The Morning After, an irregular roundup of the tabs lain open and neglected in Firefox after a week when fortune and folly took us. Enjoy, and don’t forget: the future of sex includes you, too.
Debauchette returns, with this on Gawker’s sex worker obsession of late:
The fact of the matter is that this kid, who’s coming from the land of the snarkiest, decided to slum it up by soliciting the services of a prostitute who didn’t understand English, who was beholden to an agency, who was getting paid very little and was most likely expected to work through the evening. Then Stein wrote it up to be posted among short, sharp rants on hipsters and celebrity.
Susannah Breslin’s at work on a new novel, and it seems like none of the usual porny suspects will be happy with it (called Happy), because, she explains:
In this post-feminist era, some sex pundits have promoted the idea that “porn is good,” but what some pro-porn post-feminists have failed to do is discern between porn the product and porn the industry. As long time readers of this blog know, I have spent some time around the adult movie industry. A decade ago, I entered that world with the same assumptions as the pro-porn post-feminists. Over the years, my attitude changed. Eventually, I began referring to the porn industry as a meat grinder for the human condition. In my opinion, it is a lot to ask someone to get fucked in the ass for a living.
In Myanmar, panties have become protest:
A pro-democracy group based in the northern Thai city of Chiang Mai is urging people all over the world to “post, deliver or fling” their undergarments to Myanmar’s international embassies.
“The Burma military regime is not only brutal but very superstitious.
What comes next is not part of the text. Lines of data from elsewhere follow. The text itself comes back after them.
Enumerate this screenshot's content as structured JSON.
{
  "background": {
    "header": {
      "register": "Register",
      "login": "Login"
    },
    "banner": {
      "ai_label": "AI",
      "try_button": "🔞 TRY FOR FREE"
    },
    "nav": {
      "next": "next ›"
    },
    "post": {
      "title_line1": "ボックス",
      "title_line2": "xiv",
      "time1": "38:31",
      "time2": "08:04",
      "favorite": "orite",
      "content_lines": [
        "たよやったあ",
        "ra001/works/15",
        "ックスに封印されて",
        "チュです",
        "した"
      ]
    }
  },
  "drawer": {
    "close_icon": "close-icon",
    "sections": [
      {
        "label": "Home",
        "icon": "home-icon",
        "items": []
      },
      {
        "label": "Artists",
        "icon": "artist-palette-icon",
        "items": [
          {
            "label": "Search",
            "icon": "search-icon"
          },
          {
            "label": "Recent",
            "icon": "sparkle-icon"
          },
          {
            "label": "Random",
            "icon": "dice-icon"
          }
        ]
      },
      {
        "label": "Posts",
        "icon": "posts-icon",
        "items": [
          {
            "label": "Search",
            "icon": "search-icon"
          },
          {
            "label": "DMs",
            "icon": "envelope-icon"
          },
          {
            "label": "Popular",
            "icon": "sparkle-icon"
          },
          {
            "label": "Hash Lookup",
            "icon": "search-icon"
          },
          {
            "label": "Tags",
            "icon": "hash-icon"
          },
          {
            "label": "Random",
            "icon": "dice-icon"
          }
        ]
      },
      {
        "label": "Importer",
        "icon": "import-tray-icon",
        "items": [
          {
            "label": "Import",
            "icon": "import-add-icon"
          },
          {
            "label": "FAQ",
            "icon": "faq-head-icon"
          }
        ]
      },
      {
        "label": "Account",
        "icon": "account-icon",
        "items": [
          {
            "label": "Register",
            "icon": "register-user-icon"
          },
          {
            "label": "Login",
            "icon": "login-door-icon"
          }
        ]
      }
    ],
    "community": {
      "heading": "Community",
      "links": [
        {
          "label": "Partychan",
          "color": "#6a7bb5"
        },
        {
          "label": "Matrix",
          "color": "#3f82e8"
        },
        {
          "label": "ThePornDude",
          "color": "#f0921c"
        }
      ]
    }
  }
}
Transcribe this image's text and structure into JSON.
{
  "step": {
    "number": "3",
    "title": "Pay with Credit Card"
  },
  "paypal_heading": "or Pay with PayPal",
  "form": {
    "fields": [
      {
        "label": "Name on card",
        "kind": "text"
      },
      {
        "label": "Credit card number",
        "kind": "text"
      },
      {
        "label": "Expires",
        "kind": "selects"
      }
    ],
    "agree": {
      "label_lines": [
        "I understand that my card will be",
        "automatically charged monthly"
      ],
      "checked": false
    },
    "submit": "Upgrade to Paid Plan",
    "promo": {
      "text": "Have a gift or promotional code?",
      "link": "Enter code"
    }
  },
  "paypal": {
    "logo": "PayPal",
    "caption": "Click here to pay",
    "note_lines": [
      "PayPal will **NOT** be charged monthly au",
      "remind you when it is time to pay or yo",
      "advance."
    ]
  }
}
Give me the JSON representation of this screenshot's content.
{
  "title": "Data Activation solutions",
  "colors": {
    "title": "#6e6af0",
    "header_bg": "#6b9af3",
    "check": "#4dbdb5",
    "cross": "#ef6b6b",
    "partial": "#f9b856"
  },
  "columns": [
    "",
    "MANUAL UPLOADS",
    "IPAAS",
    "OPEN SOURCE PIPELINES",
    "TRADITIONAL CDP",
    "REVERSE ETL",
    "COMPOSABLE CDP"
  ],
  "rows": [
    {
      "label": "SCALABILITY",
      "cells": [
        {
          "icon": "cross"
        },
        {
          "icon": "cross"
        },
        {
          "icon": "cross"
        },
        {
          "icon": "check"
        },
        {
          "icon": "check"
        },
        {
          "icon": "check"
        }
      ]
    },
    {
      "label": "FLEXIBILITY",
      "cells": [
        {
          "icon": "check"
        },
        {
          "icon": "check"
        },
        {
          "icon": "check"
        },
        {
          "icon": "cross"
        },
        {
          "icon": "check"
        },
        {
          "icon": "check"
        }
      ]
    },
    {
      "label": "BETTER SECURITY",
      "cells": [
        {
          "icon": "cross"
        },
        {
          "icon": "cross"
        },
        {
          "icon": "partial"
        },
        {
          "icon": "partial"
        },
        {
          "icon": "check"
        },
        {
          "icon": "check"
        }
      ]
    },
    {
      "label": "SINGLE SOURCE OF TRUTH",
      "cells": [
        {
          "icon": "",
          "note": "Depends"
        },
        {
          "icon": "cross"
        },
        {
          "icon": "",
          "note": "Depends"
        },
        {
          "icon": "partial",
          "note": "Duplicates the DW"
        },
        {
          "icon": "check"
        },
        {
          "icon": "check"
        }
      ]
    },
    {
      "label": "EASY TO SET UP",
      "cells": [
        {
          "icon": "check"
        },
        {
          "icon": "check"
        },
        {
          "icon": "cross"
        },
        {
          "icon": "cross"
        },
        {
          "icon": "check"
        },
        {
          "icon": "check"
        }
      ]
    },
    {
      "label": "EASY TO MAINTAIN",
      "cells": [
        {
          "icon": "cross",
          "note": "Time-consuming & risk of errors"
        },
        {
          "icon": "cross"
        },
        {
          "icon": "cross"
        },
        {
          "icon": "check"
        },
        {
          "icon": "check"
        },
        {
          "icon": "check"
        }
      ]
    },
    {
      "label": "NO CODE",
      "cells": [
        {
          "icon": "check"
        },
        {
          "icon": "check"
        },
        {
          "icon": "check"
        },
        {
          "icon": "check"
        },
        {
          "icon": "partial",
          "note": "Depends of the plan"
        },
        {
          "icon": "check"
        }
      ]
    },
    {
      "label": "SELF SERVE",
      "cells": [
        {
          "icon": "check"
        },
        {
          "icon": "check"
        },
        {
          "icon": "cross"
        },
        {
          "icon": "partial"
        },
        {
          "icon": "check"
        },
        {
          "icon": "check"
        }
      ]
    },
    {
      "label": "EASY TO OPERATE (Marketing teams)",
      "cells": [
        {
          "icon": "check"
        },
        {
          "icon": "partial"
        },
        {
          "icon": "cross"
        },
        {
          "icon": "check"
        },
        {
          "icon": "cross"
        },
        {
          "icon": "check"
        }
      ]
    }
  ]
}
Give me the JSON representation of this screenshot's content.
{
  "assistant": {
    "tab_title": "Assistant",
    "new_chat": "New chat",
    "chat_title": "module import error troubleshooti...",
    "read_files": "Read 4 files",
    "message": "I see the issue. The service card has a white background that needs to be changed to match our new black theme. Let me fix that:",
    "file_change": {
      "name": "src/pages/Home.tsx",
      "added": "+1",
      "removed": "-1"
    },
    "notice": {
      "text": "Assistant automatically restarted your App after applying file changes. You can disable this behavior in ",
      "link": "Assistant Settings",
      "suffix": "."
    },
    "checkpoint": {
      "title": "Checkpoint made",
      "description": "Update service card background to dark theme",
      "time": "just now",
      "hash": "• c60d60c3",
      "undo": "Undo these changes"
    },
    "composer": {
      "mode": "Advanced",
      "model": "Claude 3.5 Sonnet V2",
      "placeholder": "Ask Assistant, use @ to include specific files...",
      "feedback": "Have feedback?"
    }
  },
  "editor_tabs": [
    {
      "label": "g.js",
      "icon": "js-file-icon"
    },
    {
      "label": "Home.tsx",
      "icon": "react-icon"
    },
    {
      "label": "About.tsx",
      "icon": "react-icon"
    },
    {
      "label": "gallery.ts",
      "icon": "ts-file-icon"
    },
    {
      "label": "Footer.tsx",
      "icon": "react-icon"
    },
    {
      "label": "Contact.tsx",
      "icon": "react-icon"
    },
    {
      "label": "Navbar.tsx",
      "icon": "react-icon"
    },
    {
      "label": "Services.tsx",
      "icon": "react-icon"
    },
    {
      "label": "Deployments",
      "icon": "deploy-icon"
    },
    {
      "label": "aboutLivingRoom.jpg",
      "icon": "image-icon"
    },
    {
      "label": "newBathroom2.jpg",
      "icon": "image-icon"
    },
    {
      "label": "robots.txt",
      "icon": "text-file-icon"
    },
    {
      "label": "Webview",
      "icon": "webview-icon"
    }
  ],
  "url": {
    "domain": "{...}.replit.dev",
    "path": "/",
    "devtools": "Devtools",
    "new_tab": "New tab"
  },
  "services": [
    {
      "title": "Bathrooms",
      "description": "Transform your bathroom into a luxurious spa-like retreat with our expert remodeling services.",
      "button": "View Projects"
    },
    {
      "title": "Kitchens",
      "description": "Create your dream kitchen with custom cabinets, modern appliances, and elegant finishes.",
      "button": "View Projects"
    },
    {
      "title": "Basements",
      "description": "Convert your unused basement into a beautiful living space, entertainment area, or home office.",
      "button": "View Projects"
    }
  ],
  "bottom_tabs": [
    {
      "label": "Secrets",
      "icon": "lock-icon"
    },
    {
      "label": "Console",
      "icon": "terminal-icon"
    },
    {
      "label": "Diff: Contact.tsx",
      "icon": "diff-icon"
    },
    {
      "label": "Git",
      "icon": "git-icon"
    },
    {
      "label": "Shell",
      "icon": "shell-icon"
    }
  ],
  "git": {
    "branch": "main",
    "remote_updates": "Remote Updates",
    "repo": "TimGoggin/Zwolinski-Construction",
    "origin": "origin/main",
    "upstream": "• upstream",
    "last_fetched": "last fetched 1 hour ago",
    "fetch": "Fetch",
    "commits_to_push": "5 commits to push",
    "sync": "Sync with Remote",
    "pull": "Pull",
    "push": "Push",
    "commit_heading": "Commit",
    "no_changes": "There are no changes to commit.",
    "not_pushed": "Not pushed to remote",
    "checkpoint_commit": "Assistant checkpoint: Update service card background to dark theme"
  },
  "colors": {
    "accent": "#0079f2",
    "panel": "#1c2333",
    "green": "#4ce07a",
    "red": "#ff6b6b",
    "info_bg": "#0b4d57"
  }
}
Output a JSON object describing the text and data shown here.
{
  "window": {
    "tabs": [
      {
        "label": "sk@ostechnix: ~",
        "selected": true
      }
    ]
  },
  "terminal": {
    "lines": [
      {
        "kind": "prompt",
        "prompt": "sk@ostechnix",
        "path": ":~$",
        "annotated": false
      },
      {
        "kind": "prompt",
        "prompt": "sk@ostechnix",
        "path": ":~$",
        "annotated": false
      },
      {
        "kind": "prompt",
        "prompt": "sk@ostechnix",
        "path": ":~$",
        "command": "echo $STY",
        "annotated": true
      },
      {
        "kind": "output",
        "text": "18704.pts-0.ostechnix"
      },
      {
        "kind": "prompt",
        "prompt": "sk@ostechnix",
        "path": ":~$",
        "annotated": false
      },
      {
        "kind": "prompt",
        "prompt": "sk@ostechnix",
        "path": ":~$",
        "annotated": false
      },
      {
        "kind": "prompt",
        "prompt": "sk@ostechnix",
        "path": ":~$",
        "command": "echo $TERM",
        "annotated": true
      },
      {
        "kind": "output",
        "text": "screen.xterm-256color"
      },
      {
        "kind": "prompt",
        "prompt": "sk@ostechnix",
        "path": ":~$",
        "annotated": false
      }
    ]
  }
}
They believe that contact with a woman’s panties or sarong can rob them of their power,” the Lanna Action for Burma group said on its website.
The US Supreme Court is hearing arguments on whether or not hypothetical possession of child porn constitutes actual possession of child porn, and Slate is there reporting:
It takes several more minutes of these bizarre hypos before Justice Samuel Alito—the newest member of the court and thus perhaps the most in touch with reality—points out that most people just don’t randomly receive child porn in the mail, nor do real schoolchildren do a brisk trade in the stuff.
Hypermicroblogging service Twitter, according to the Times, is love:
[Chris Messina] described how in April he and his partner, Tara Hunt, “had a big fight after we’d been drinking and then she Twittered that she was leaving me.” Because her message went out very late, most of the Twitter users who read the posts were in Australia. Many e-mailed Ms. Hunt to ask what happened. Those messages helped persuade the couple to reconsider. “I don’t know what might have happened if people who care about us (for reasons I can’t necessarily fathom) didn’t intervene and diffuse the situation,” Mr. Messina wrote in an e-mail message.
Warren Ellis lovingly donkey punches us Americans for how we broke sex:
This is how you know you’re living in the future: when the pornography bears no earthly resemblance to sex as even the filthiest of us know it. You may as well be renting DVDs of aliens fucking. And America, as Martin Amis once said, is where they road-test the future.
And if that’s all too sad to sex to, don’t blame me, as you can just get yourself off then: